From E. proteiflorum point of view, the Mexican cottontail appears to be the main herbivore that consumes it since we did not register any other mammal consumers or see signs of insect predation, although further studies are needed to confirm this observation. Visually the plant does not appear to be heavily affected by predation (only a small portion of the biomass is taken) and in this case it was able to complete reproduction. In Figure 2, the emerging flower could be observed in pictures c, d and e (in the center of the plant), and 8 months later the already dead flower is seen in picture b. This suggests that the damage by herbivory was not enough to prevent this plant reproduction. Although since 3 events of herbivory were performed on the same plant, the cumulative effect could be significant and further studies are needed to better understand the impact of the Mexican cottontail on E. proteiflorum.

In conclusion, we observed a previously unknown interaction between E. proteiflorum and Mexican cottontail, contributing to the knowledge of this animal diet. At the same time, further studies are needed about the Mexican cottontail diet.

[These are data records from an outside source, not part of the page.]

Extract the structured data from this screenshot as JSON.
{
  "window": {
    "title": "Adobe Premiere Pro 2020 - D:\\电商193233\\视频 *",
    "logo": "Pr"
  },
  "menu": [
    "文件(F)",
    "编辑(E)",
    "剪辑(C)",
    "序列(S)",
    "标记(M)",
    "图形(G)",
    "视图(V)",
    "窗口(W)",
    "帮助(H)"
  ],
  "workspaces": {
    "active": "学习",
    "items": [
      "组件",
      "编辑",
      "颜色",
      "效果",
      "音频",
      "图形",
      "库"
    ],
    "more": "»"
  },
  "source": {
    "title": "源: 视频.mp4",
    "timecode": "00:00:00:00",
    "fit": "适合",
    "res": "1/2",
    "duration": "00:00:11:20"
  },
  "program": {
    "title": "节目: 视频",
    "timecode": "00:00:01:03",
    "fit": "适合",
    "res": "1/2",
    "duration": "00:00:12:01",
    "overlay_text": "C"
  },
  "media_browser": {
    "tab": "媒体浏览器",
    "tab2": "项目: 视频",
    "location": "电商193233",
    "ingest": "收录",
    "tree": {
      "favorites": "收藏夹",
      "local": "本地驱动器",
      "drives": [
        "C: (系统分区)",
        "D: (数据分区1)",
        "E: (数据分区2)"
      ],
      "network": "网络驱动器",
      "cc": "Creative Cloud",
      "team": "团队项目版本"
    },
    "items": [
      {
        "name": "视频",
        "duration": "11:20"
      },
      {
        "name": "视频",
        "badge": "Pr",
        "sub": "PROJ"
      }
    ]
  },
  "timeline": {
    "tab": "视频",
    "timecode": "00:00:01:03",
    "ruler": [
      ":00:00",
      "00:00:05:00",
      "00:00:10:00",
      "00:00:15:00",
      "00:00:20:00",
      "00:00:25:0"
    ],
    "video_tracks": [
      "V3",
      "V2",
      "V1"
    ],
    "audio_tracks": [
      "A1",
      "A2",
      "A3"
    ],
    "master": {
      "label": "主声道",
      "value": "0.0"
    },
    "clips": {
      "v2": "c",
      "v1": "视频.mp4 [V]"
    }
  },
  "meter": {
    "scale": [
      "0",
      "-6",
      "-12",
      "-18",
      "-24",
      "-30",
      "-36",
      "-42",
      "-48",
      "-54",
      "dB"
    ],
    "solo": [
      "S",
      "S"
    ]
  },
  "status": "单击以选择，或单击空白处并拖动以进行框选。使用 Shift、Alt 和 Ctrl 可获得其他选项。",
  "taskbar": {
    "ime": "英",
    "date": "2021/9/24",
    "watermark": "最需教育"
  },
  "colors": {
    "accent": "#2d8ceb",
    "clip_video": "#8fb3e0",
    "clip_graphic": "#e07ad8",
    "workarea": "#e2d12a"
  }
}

We are thankful to I. Castellanos-Vargas for technical support, and to M. Glebskaya, and C. Martinez-Calderon for their help in the field work. This project was financially supported by the CONAHCYT scholarship to Y.G. (CVU 817316) and a PAPIIT grant IN212121 (El efecto de la urbanización sobre el tlacuache Didelphis virginiana en un matorral xerófilo de la Ciudad de México) to Z. Cano-Santana. Two anonymous reviewers provided comments that contributed to improving this note.

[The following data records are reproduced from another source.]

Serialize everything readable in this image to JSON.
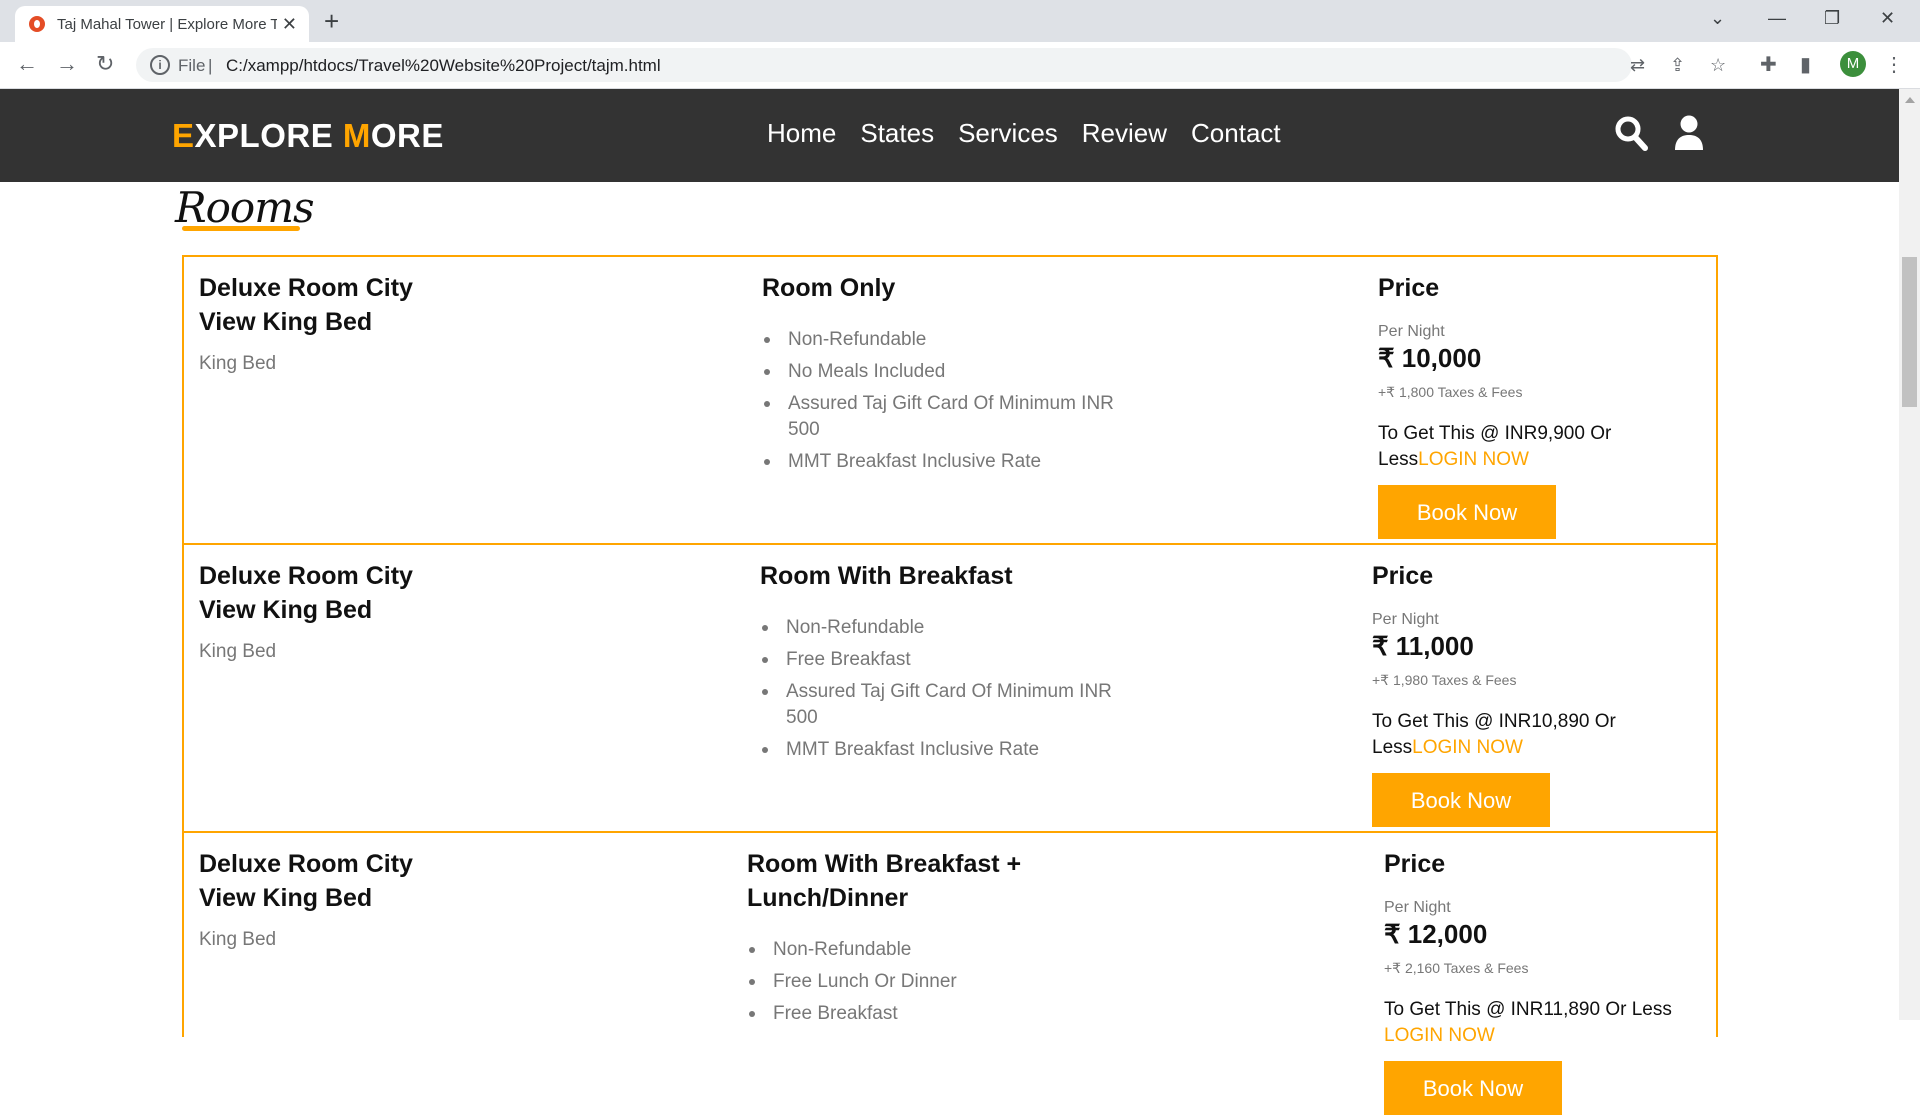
{
  "browser": {
    "tab_title": "Taj Mahal Tower | Explore More T",
    "omnibox_file": "File",
    "url": "C:/xampp/htdocs/Travel%20Website%20Project/tajm.html",
    "avatar_letter": "M"
  },
  "header": {
    "logo_first_initial": "E",
    "logo_first_rest": "XPLORE ",
    "logo_second_initial": "M",
    "logo_second_rest": "ORE",
    "nav": [
      "Home",
      "States",
      "Services",
      "Review",
      "Contact"
    ],
    "accent_color": "#ffa500"
  },
  "section_title": "Rooms",
  "rooms": [
    {
      "name": "Deluxe Room City View King Bed",
      "bed": "King Bed",
      "plan": "Room Only",
      "features": [
        "Non-Refundable",
        "No Meals Included",
        "Assured Taj Gift Card Of Minimum INR 500",
        "MMT Breakfast Inclusive Rate"
      ],
      "price_heading": "Price",
      "per_night": "Per Night",
      "amount": "₹ 10,000",
      "taxes": "+₹ 1,800 Taxes & Fees",
      "get_this": "To Get This @ INR9,900 Or Less",
      "login": "LOGIN NOW",
      "book": "Book Now"
    },
    {
      "name": "Deluxe Room City View King Bed",
      "bed": "King Bed",
      "plan": "Room With Breakfast",
      "features": [
        "Non-Refundable",
        "Free Breakfast",
        "Assured Taj Gift Card Of Minimum INR 500",
        "MMT Breakfast Inclusive Rate"
      ],
      "price_heading": "Price",
      "per_night": "Per Night",
      "amount": "₹ 11,000",
      "taxes": "+₹ 1,980 Taxes & Fees",
      "get_this": "To Get This @ INR10,890 Or Less",
      "login": "LOGIN NOW",
      "book": "Book Now"
    },
    {
      "name": "Deluxe Room City View King Bed",
      "bed": "King Bed",
      "plan": "Room With Breakfast + Lunch/Dinner",
      "features": [
        "Non-Refundable",
        "Free Lunch Or Dinner",
        "Free Breakfast"
      ],
      "price_heading": "Price",
      "per_night": "Per Night",
      "amount": "₹ 12,000",
      "taxes": "+₹ 2,160 Taxes & Fees",
      "get_this": "To Get This @ INR11,890 Or Less",
      "login": "LOGIN NOW",
      "book": "Book Now"
    }
  ]
}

Literature cited

Aranda, M. 2012.  Manual para el rastreo de mamíferos silvestres de México. Comisión Nacional para el Conocimiento y Uso de la Biodiversidad (CONABIO). México City, México.

Ceballos, G. G., and L. C. Galindo. 1984.  Mamíferos silvestres de la Cuenca de México. México City, México.

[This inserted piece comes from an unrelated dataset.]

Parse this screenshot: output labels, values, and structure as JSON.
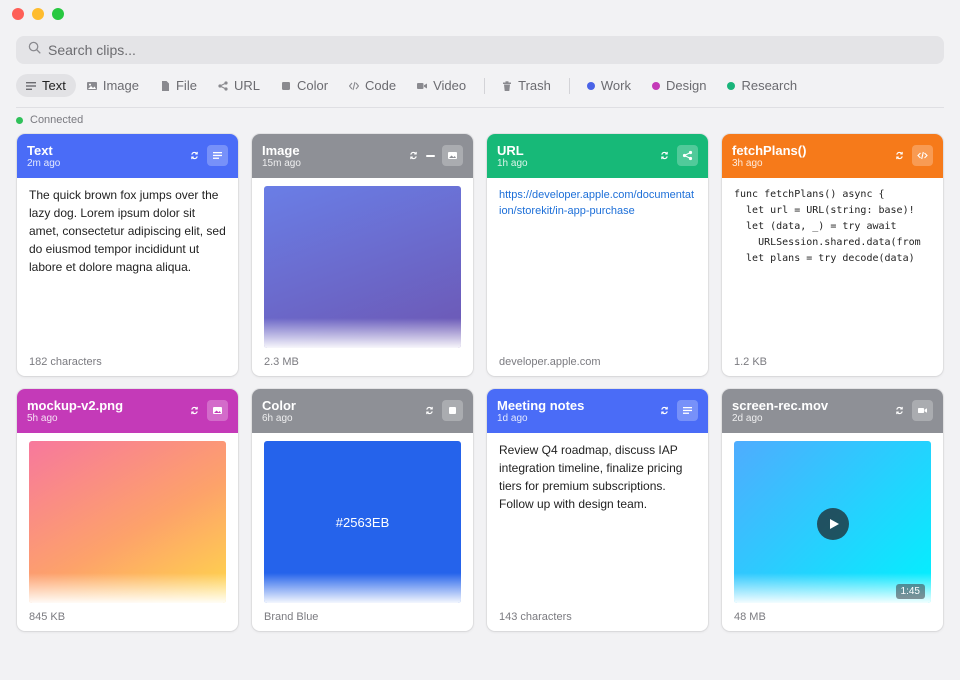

Cervantes, F. A., et al. 1992. Sylvilagus cunicularius.  Mammalian Species 412:1-4.

Chapman, J. A., and G. Ceballos. 1990. The cottontails. Pp. 95-110 in Rabbits, hares and pikas: status survey and conservation action plan (Chapman, J. A., and J. E. C. Flux eds.).  International Union for the Conservation of Nature and Natural Resources. Gland, Switzerland.

Gidenne, T., et al. 1998. Effect of the dietary fiber origin on the digestion and on the caecal fermentation pattern of the growing rabbit.  Animal Science 66:509-517.

Steinmann, V. W., et al. 2019. La vegetación alpina mexicana.  Editorial Impresora Apolo. México City, México.

Steinmann, V. W., et al. 2021. Diversity and origin of the Central Mexican alpine flora.  Diversity 13:31.

Associated editor: Beatríz Bolívar Cimé.

Submitted: November 24, 2023; Reviewed: January 23, 2024.

Accepted: February 6, 2024; Published on line: February 19, 2024.

Figure 1. Location where the Mexican cottontail (Sylvilagus cunicularius) was observed consuming Eryngium proteiflorum a) general location map, b) map of the mountain (the red triangle represents the sampling point), c) general view of the Pico del Águila, south of México City, d) view of the forest where traps were located (the red triangle shows exact location of the trap).

Figure 2. Consumption of Eryngium proteiflorum by the Mexican cottontail, Sylvilagus cunicularius in El Pico del Águila on the Ajusco Mountain, México City. a) In September 2022, b) in April 2023, notice that the plant lost part of its leaves during the dry season, c) separating the leaf from the plant, d, e) consumption of the leaf. Images available at